- Remain goal-oriented
- Conduct ourselves in a socially acceptable manner, that is, control our urges so as to avoid behavior that is unacceptable or even illegal
- Plan, discriminate, make decisions, direct and sustain attention while ignoring distractions, and initiate goal-directed behavior
- Have flexible and innovative thinking and decision making in response to novel and unexpected information and events
- Integrate emotions and cognition to help resolve ethical dilemma
In general, sleep loss results in:
- Lapsing, cognitive slowing, memory impairment, and reduced vigilance
- Change in mood and motivation, failure to complete routines, slower responses, physical exertion, and bickering

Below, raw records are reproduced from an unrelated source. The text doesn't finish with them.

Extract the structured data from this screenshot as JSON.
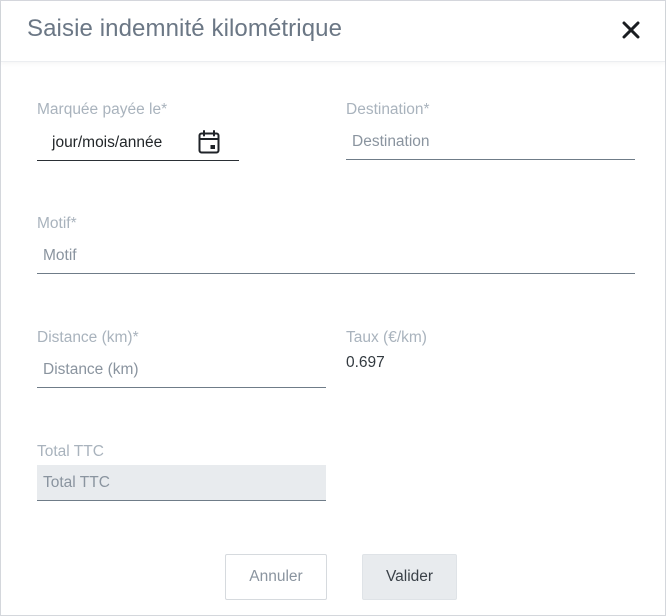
{
  "modal": {
    "title": "Saisie indemnité kilométrique"
  },
  "fields": {
    "paid_date": {
      "label": "Marquée payée le*",
      "value": "jour/mois/année"
    },
    "destination": {
      "label": "Destination*",
      "placeholder": "Destination"
    },
    "motif": {
      "label": "Motif*",
      "placeholder": "Motif"
    },
    "distance": {
      "label": "Distance (km)*",
      "placeholder": "Distance (km)"
    },
    "taux": {
      "label": "Taux (€/km)",
      "value": "0.697"
    },
    "total": {
      "label": "Total TTC",
      "placeholder": "Total TTC"
    }
  },
  "buttons": {
    "cancel_label": "Annuler",
    "submit_label": "Valider"
  },
  "icons": {
    "close": "close-icon",
    "calendar": "calendar-icon"
  }
}
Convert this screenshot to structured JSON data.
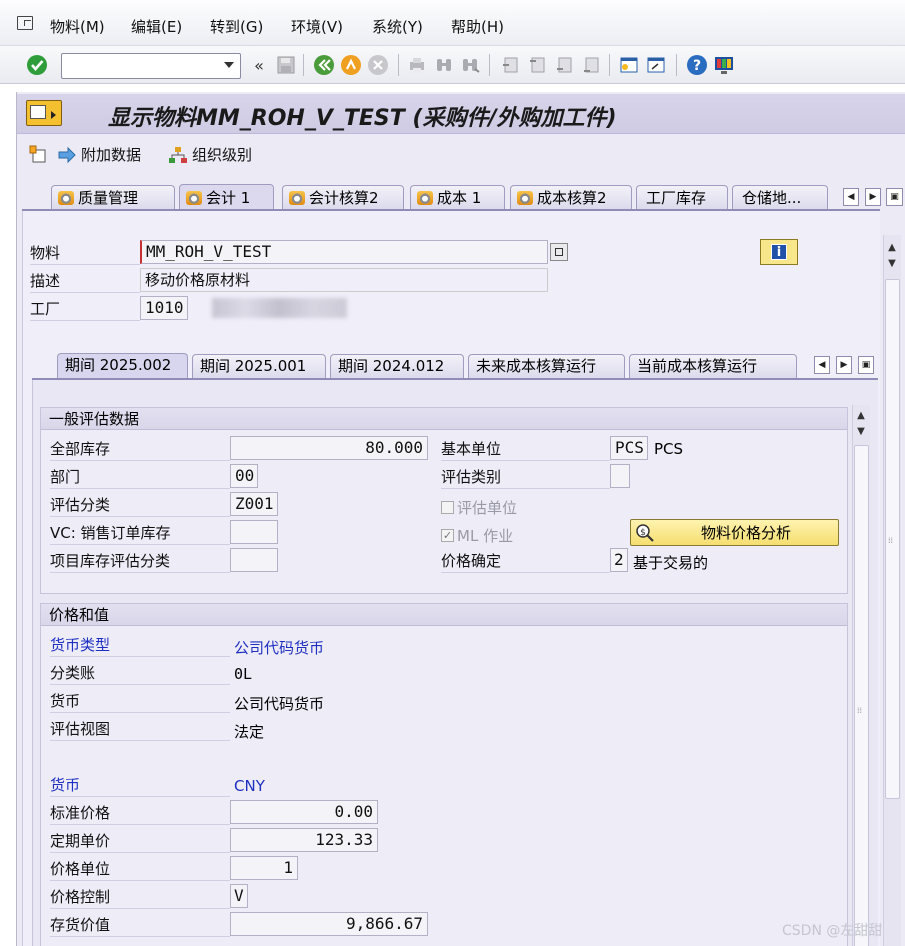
{
  "menu": {
    "items": [
      {
        "label": "物料(M)"
      },
      {
        "label": "编辑(E)"
      },
      {
        "label": "转到(G)"
      },
      {
        "label": "环境(V)"
      },
      {
        "label": "系统(Y)"
      },
      {
        "label": "帮助(H)"
      }
    ]
  },
  "toolbar": {
    "command_field_value": ""
  },
  "header": {
    "title": "显示物料MM_ROH_V_TEST (采购件/外购加工件)"
  },
  "app_toolbar": {
    "additional_data": "附加数据",
    "org_levels": "组织级别"
  },
  "tabs": [
    {
      "label": "质量管理"
    },
    {
      "label": "会计 1"
    },
    {
      "label": "会计核算2"
    },
    {
      "label": "成本 1"
    },
    {
      "label": "成本核算2"
    },
    {
      "label": "工厂库存"
    },
    {
      "label": "仓储地..."
    }
  ],
  "material": {
    "material_label": "物料",
    "material_value": "MM_ROH_V_TEST",
    "desc_label": "描述",
    "desc_value": "移动价格原材料",
    "plant_label": "工厂",
    "plant_value": "1010"
  },
  "period_tabs": [
    {
      "label": "期间 2025.002"
    },
    {
      "label": "期间 2025.001"
    },
    {
      "label": "期间 2024.012"
    },
    {
      "label": "未来成本核算运行"
    },
    {
      "label": "当前成本核算运行"
    }
  ],
  "general": {
    "title": "一般评估数据",
    "total_stock_label": "全部库存",
    "total_stock": "80.000",
    "division_label": "部门",
    "division": "00",
    "val_class_label": "评估分类",
    "val_class": "Z001",
    "vc_label": "VC: 销售订单库存",
    "vc": "",
    "proj_label": "项目库存评估分类",
    "proj": "",
    "base_unit_label": "基本单位",
    "base_unit": "PCS",
    "base_unit_text": "PCS",
    "val_cat_label": "评估类别",
    "val_cat": "",
    "val_unit_label": "评估单位",
    "ml_label": "ML 作业",
    "price_analysis_label": "物料价格分析",
    "price_det_label": "价格确定",
    "price_det": "2",
    "price_det_text": "基于交易的"
  },
  "prices": {
    "title": "价格和值",
    "currency_type_label": "货币类型",
    "currency_type": "公司代码货币",
    "ledger_label": "分类账",
    "ledger": "0L",
    "currency_label": "货币",
    "currency": "公司代码货币",
    "view_label": "评估视图",
    "view": "法定",
    "currency2_label": "货币",
    "currency2": "CNY",
    "std_price_label": "标准价格",
    "std_price": "0.00",
    "per_price_label": "定期单价",
    "per_price": "123.33",
    "price_unit_label": "价格单位",
    "price_unit": "1",
    "price_ctrl_label": "价格控制",
    "price_ctrl": "V",
    "inv_value_label": "存货价值",
    "inv_value": "9,866.67"
  },
  "watermark": "CSDN @左甜甜",
  "colors": {
    "accent_blue": "#1e2fc2",
    "ok_green": "#2e9d3a",
    "app_bg": "#eceaf5"
  }
}
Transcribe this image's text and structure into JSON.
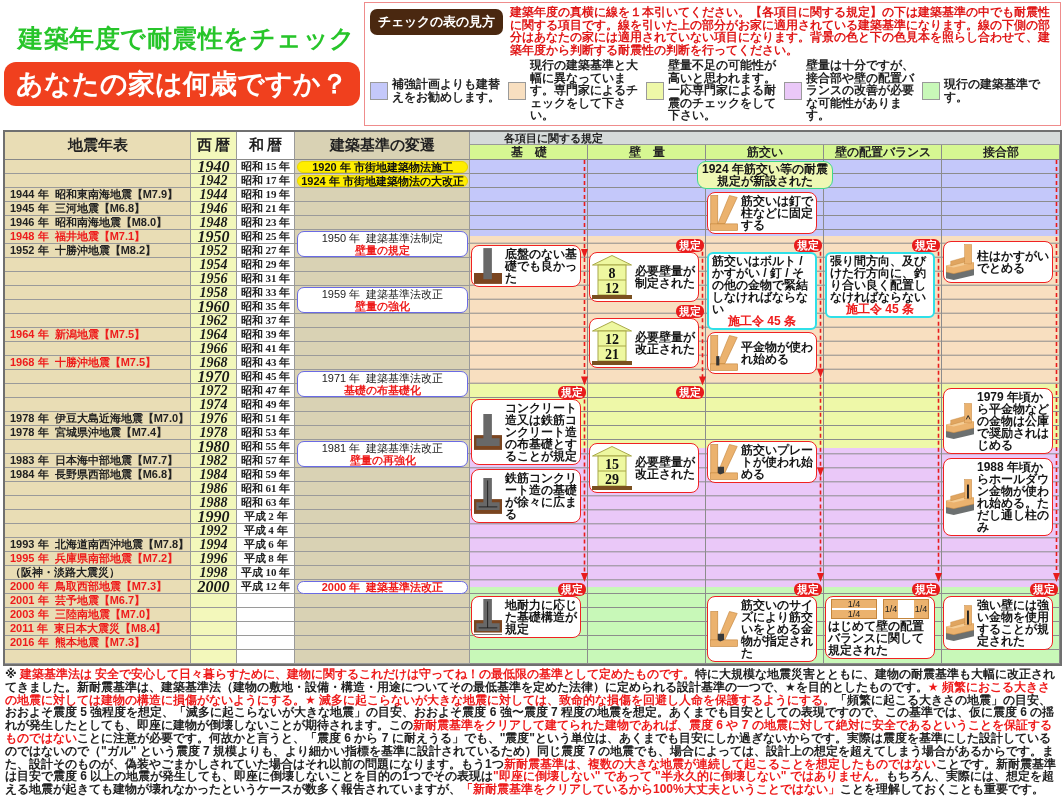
{
  "header": {
    "title": "建築年度で耐震性をチェック",
    "subtitle": "あなたの家は何歳ですか？"
  },
  "legend": {
    "heading": "チェックの表の見方",
    "instructions": "建築年度の真横に線を１本引いてください。【各項目に関する規定】の下は建築基準の中でも耐震性に関する項目です。線を引いた上の部分がお家に適用されている建築基準になります。線の下側の部分はあなたの家には適用されていない項目になります。背景の色と下の色見本を照らし合わせて、建築年度から判断する耐震性の判断を行ってください。",
    "items": [
      {
        "color": "#c4c8fa",
        "text": "補強計画よりも建替えをお勧めします。"
      },
      {
        "color": "#f8dfc0",
        "text": "現行の建築基準と大幅に異なっています。専門家によるチェックをして下さい。"
      },
      {
        "color": "#eef8a8",
        "text": "壁量不足の可能性が高いと思われます。一応専門家による耐震のチェックをして下さい。"
      },
      {
        "color": "#eac8f8",
        "text": "壁量は十分ですが、接合部や壁の配置バランスの改善が必要な可能性があります。"
      },
      {
        "color": "#c8f8b8",
        "text": "現行の建築基準です。"
      }
    ]
  },
  "table": {
    "headers": {
      "events": "地震年表",
      "western": "西 暦",
      "japanese": "和 暦",
      "standards": "建築基準の変遷"
    },
    "rows": [
      {
        "year": "1940",
        "decade": true,
        "era": "昭和 15 年"
      },
      {
        "year": "1942",
        "decade": false,
        "era": "昭和 17 年"
      },
      {
        "event": "1944 年  昭和東南海地震【M7.9】",
        "highlighted": false,
        "year": "1944",
        "decade": false,
        "era": "昭和 19 年"
      },
      {
        "event": "1945 年  三河地震【M6.8】",
        "highlighted": false,
        "year": "1946",
        "decade": false,
        "era": "昭和 21 年"
      },
      {
        "event": "1946 年  昭和南海地震【M8.0】",
        "highlighted": false,
        "year": "1948",
        "decade": false,
        "era": "昭和 23 年"
      },
      {
        "event": "1948 年  福井地震【M7.1】",
        "highlighted": true,
        "year": "1950",
        "decade": true,
        "era": "昭和 25 年"
      },
      {
        "event": "1952 年  十勝沖地震【M8.2】",
        "highlighted": false,
        "year": "1952",
        "decade": false,
        "era": "昭和 27 年"
      },
      {
        "year": "1954",
        "decade": false,
        "era": "昭和 29 年"
      },
      {
        "year": "1956",
        "decade": false,
        "era": "昭和 31 年"
      },
      {
        "year": "1958",
        "decade": false,
        "era": "昭和 33 年"
      },
      {
        "year": "1960",
        "decade": true,
        "era": "昭和 35 年"
      },
      {
        "year": "1962",
        "decade": false,
        "era": "昭和 37 年"
      },
      {
        "event": "1964 年  新潟地震【M7.5】",
        "highlighted": true,
        "year": "1964",
        "decade": false,
        "era": "昭和 39 年"
      },
      {
        "year": "1966",
        "decade": false,
        "era": "昭和 41 年"
      },
      {
        "event": "1968 年  十勝沖地震【M7.5】",
        "highlighted": true,
        "year": "1968",
        "decade": false,
        "era": "昭和 43 年"
      },
      {
        "year": "1970",
        "decade": true,
        "era": "昭和 45 年"
      },
      {
        "year": "1972",
        "decade": false,
        "era": "昭和 47 年"
      },
      {
        "year": "1974",
        "decade": false,
        "era": "昭和 49 年"
      },
      {
        "event": "1978 年  伊豆大島近海地震【M7.0】",
        "highlighted": false,
        "year": "1976",
        "decade": false,
        "era": "昭和 51 年"
      },
      {
        "event": "1978 年  宮城県沖地震【M7.4】",
        "highlighted": false,
        "year": "1978",
        "decade": false,
        "era": "昭和 53 年"
      },
      {
        "year": "1980",
        "decade": true,
        "era": "昭和 55 年"
      },
      {
        "event": "1983 年  日本海中部地震【M7.7】",
        "highlighted": false,
        "year": "1982",
        "decade": false,
        "era": "昭和 57 年"
      },
      {
        "event": "1984 年  長野県西部地震【M6.8】",
        "highlighted": false,
        "year": "1984",
        "decade": false,
        "era": "昭和 59 年"
      },
      {
        "year": "1986",
        "decade": false,
        "era": "昭和 61 年"
      },
      {
        "year": "1988",
        "decade": false,
        "era": "昭和 63 年"
      },
      {
        "year": "1990",
        "decade": true,
        "era": "平成 2 年"
      },
      {
        "year": "1992",
        "decade": false,
        "era": "平成 4 年"
      },
      {
        "event": "1993 年  北海道南西沖地震【M7.8】",
        "highlighted": false,
        "year": "1994",
        "decade": false,
        "era": "平成 6 年"
      },
      {
        "event": "1995 年  兵庫県南部地震【M7.2】",
        "highlighted": true,
        "year": "1996",
        "decade": false,
        "era": "平成 8 年"
      },
      {
        "event": "（阪神・淡路大震災）",
        "highlighted": false,
        "year": "1998",
        "decade": false,
        "era": "平成 10 年"
      },
      {
        "event": "2000 年  鳥取西部地震【M7.3】",
        "highlighted": true,
        "year": "2000",
        "decade": true,
        "era": "平成 12 年"
      },
      {
        "event": "2001 年  芸予地震【M6.7】",
        "highlighted": true
      },
      {
        "event": "2003 年  三陸南地震【M7.0】",
        "highlighted": true
      },
      {
        "event": "2011 年  東日本大震災【M8.4】",
        "highlighted": true
      },
      {
        "event": "2016 年  熊本地震【M7.3】",
        "highlighted": true
      },
      {}
    ],
    "standards": [
      {
        "kind": "pill",
        "title": "1920 年 市街地建築物法施工"
      },
      {
        "kind": "pill",
        "title": "1924 年 市街地建築物法の大改正"
      },
      {
        "kind": "box",
        "title": "1950 年  建築基準法制定",
        "change": "壁量の規定",
        "highlighted": false
      },
      {
        "kind": "box",
        "title": "1959 年  建築基準法改正",
        "change": "壁量の強化",
        "highlighted": false
      },
      {
        "kind": "box",
        "title": "1971 年  建築基準法改正",
        "change": "基礎の布基礎化",
        "highlighted": false
      },
      {
        "kind": "box",
        "title": "1981 年  建築基準法改正",
        "change": "壁量の再強化",
        "highlighted": false
      },
      {
        "kind": "box",
        "title": "2000 年  建築基準法改正",
        "highlighted": true
      }
    ],
    "regulations": {
      "heading": "各項目に関する規定",
      "zones": [
        {
          "color": "#c4c8fa"
        },
        {
          "color": "#f8dfc0"
        },
        {
          "color": "#eef8a8"
        },
        {
          "color": "#eac8f8"
        },
        {
          "color": "#c8f8b8"
        }
      ],
      "columns": [
        {
          "label": "基　礎",
          "cards": [
            {
              "kind": "footing_post",
              "text": "底盤のない基礎でも良かった"
            },
            {
              "kind": "footing_strip",
              "text": "コンクリート造又は鉄筋コンクリート造の布基礎とすることが規定"
            },
            {
              "kind": "footing_rebar",
              "text": "鉄筋コンクリート造の基礎が徐々に広まる"
            },
            {
              "kind": "footing_wide",
              "text": "地耐力に応じた基礎構造が規定"
            }
          ],
          "badges": [
            "規定",
            "規定"
          ]
        },
        {
          "label": "壁　量",
          "cards": [
            {
              "kind": "house",
              "numbers": [
                "8",
                "12"
              ],
              "text": "必要壁量が制定された"
            },
            {
              "kind": "house",
              "numbers": [
                "12",
                "21"
              ],
              "text": "必要壁量が改正された"
            },
            {
              "kind": "house",
              "numbers": [
                "15",
                "29"
              ],
              "text": "必要壁量が改正された"
            }
          ],
          "badges": [
            "規定",
            "規定",
            "規定"
          ]
        },
        {
          "label": "筋交い",
          "cards": [
            {
              "kind": "headline",
              "text": "1924 年筋交い等の耐震規定が新設された"
            },
            {
              "kind": "brace",
              "text": "筋交いは釘で柱などに固定する"
            },
            {
              "kind": "note",
              "text": "筋交いはボルト / かすがい / 釘 / その他の金物で緊結しなければならない",
              "clause": "施工令 45 条"
            },
            {
              "kind": "brace_flat",
              "text": "平金物が使われ始める"
            },
            {
              "kind": "brace_plate",
              "text": "筋交いプレートが使われ始める"
            },
            {
              "kind": "brace_plate",
              "text": "筋交いのサイズにより筋交いをとめる金物が指定された"
            }
          ],
          "badges": [
            "規定",
            "規定"
          ]
        },
        {
          "label": "壁の配置バランス",
          "cards": [
            {
              "kind": "note",
              "text": "張り間方向、及びけた行方向に、釣り合い良く配置しなければならない",
              "clause": "施工令 45 条"
            },
            {
              "kind": "balance",
              "quarters": [
                "1/4",
                "1/4",
                "1/4",
                "1/4"
              ],
              "text": "はじめて壁の配置バランスに関して規定された"
            }
          ],
          "badges": [
            "規定",
            "規定"
          ]
        },
        {
          "label": "接合部",
          "cards": [
            {
              "kind": "joint",
              "text": "柱はかすがいでとめる"
            },
            {
              "kind": "joint_plate",
              "text": "1979 年頃から平金物などの金物は公庫で奨励されはじめる"
            },
            {
              "kind": "joint_holddown",
              "text": "1988 年頃からホールダウン金物が使われ始める。ただし通し柱のみ"
            },
            {
              "kind": "joint_holddown",
              "text": "強い壁には強い金物を使用することが規定された"
            }
          ],
          "badges": [
            "規定"
          ]
        }
      ]
    }
  },
  "footnote": {
    "segments": [
      {
        "text": "※ ",
        "highlighted": false
      },
      {
        "text": "建築基準法は 安全で安心して日々暮らすために、建物に関するこれだけは守ってね！の最低限の基準として定めたものです。",
        "highlighted": true
      },
      {
        "text": "特に大規模な地震災害とともに、建物の耐震基準も大幅に改正されてきました。新耐震基準は、建築基準法（建物の敷地・設備・構造・用途についてその最低基準を定めた法律）に定められる設計基準の一つで、★を目的としたものです。",
        "highlighted": false
      },
      {
        "text": "★ 頻繁におこる大きさの地震に対しては建物の構造に損傷がないようにする。★ 滅多に起こらないが大きな地震に対しては、致命的な損傷を回避し人命を保護するようにする。",
        "highlighted": true
      },
      {
        "text": "「頻繁に起こる大きさの地震」の目安、おおよそ震度 5 強程度を想定、「滅多に起こらないが大きな地震」の目安、おおよそ震度 6 強〜震度 7 程度の地震を想定。あくまでも目安としての表現ですので、この基準では、仮に震度 6 の揺れが発生したとしても、即座に建物が倒壊しないことが期待されます。この",
        "highlighted": false
      },
      {
        "text": "新耐震基準をクリアして建てられた建物であれば、震度 6 や 7 の地震に対して絶対に安全であるということを保証するものではない",
        "highlighted": true
      },
      {
        "text": "ことに注意が必要です。何故かと言うと、「震度 6 から 7 に耐えうる」でも、\"震度\"という単位は、あくまでも目安にしか過ぎないからです。実際は震度を基準にした設計しているのではないので（\"ガル\" という震度 7 規模よりも、より細かい指標を基準に設計されているため）同じ震度 7 の地震でも、場合によっては、設計上の想定を超えてしまう場合があるからです。また、設計そのものが、偽装やごまかしされていた場合はそれ以前の問題になります。もう1つ",
        "highlighted": false
      },
      {
        "text": "新耐震基準は、複数の大きな地震が連続して起こることを想定したものではない",
        "highlighted": true
      },
      {
        "text": "ことです。新耐震基準は目安で震度 6 以上の地震が発生しても、即座に倒壊しないことを目的の1つでその表現は",
        "highlighted": false
      },
      {
        "text": "\"即座に倒壊しない\" であって \"半永久的に倒壊しない\" ではありません。",
        "highlighted": true
      },
      {
        "text": "もちろん、実際には、想定を超える地震が起きても建物が壊れなかったというケースが数多く報告されていますが、",
        "highlighted": false
      },
      {
        "text": "「新耐震基準をクリアしているから100%大丈夫ということではない」",
        "highlighted": true
      },
      {
        "text": "ことを理解しておくことも重要です。",
        "highlighted": false
      }
    ]
  }
}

- Increased reaction time and decreased vigilance and attention
- Impaired working memory, verbal fluency, logical reasoning, decision making, and judgment
- Decrements in innovative, flexible thinking and strategic planning
- Increased perseveration (trying failed solutions repeatedly) and lack of flexibility
- Inability to focus on greater good and resultant indecisiveness when faced with an ethical dilemma
- Inability to set ambitious goals
- Diminished problem solving abilities
- Severely diminished ability to manage information
- Reactive instead of proactive response
- Diminished verbal fluency and communication skills
- Emotional agnosia (inability to recognize and manage emotions)
- Impaired mood, cognition, and psychomotor vigilance (makes you grumpy, foggy, and clumsy)
Because of the effect of sleep deprivation on the prefrontal cortex, sleep-deprived leaders lack the speed and creative resources to make quick, logical decisions and implement them well. These same studies indicate that a sleep-deprived person lacks the ability to consider multiple tasks simultaneously, which reduces the speed and efficiency of one’s actions.
- Lead by example. Guard your sleep with same tenacity you guard your bottom line as both are intricately tied together.
- Promote 7-8 hours of sound sleep in your department, and in your company.
- Maintain regular sleep-wake schedule even on weekends.
- Get 30 minutes of exercise every day.
- Avoid caffeine certainly after 1 PM.
- Avoid alcohol within 3 hours of bedtime.
- Keep bedroom cool, quiet, and dark.
- Keep laptop, Smartphone, and work related material out of bedroom.
- Pray before going to bed.
- Request referral to a sleep physician if your colleague has excessive sleepiness.